RECORDS FOR PROCESSING
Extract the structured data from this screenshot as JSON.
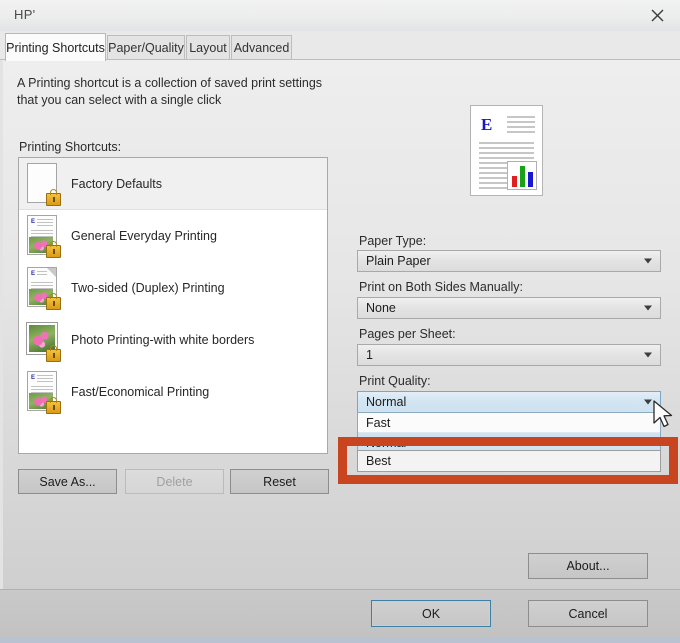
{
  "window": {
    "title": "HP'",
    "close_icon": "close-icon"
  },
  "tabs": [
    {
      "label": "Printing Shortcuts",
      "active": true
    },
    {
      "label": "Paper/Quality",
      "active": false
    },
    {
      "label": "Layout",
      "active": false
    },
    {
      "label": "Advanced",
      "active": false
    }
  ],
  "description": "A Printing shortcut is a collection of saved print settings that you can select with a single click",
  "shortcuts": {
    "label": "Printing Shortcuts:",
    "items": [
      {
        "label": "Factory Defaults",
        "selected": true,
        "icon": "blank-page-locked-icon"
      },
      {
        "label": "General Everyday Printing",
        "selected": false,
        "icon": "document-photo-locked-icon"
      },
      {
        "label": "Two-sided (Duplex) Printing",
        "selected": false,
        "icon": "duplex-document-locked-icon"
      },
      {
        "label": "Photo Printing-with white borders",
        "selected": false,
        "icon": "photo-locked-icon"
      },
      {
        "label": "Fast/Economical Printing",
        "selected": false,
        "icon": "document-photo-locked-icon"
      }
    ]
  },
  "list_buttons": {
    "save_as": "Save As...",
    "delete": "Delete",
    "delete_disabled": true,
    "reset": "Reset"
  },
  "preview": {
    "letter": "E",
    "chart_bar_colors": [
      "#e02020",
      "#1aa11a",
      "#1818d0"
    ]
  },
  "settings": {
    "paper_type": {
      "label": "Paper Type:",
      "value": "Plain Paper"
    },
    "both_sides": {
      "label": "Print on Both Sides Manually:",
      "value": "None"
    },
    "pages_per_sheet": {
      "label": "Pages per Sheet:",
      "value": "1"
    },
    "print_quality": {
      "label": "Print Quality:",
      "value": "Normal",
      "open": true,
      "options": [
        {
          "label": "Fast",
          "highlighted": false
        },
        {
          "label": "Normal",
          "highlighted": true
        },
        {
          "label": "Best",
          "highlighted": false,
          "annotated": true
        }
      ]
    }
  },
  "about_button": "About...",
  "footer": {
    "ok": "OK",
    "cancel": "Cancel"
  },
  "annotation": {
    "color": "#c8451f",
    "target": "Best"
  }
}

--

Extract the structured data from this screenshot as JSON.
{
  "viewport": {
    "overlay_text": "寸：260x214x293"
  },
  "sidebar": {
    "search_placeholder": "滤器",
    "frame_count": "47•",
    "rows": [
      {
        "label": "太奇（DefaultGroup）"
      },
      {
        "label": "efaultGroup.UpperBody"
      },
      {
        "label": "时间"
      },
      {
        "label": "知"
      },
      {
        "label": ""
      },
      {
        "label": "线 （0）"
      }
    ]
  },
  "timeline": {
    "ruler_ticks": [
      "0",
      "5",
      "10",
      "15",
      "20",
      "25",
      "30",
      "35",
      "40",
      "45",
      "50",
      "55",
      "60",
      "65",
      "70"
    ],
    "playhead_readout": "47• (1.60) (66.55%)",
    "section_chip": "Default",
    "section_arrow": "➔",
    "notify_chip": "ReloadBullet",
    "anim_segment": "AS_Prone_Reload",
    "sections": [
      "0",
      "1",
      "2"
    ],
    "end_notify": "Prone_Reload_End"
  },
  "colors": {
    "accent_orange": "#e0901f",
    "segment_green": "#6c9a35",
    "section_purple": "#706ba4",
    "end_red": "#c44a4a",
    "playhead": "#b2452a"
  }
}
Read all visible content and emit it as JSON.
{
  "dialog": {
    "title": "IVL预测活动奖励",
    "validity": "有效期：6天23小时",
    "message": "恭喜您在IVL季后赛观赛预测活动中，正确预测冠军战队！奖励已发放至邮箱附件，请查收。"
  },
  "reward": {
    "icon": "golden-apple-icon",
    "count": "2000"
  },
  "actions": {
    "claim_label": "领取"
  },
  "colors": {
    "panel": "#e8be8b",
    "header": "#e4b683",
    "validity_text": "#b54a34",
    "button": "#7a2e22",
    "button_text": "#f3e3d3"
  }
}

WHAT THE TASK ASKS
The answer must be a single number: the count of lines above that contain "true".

TASK OUTPUT
6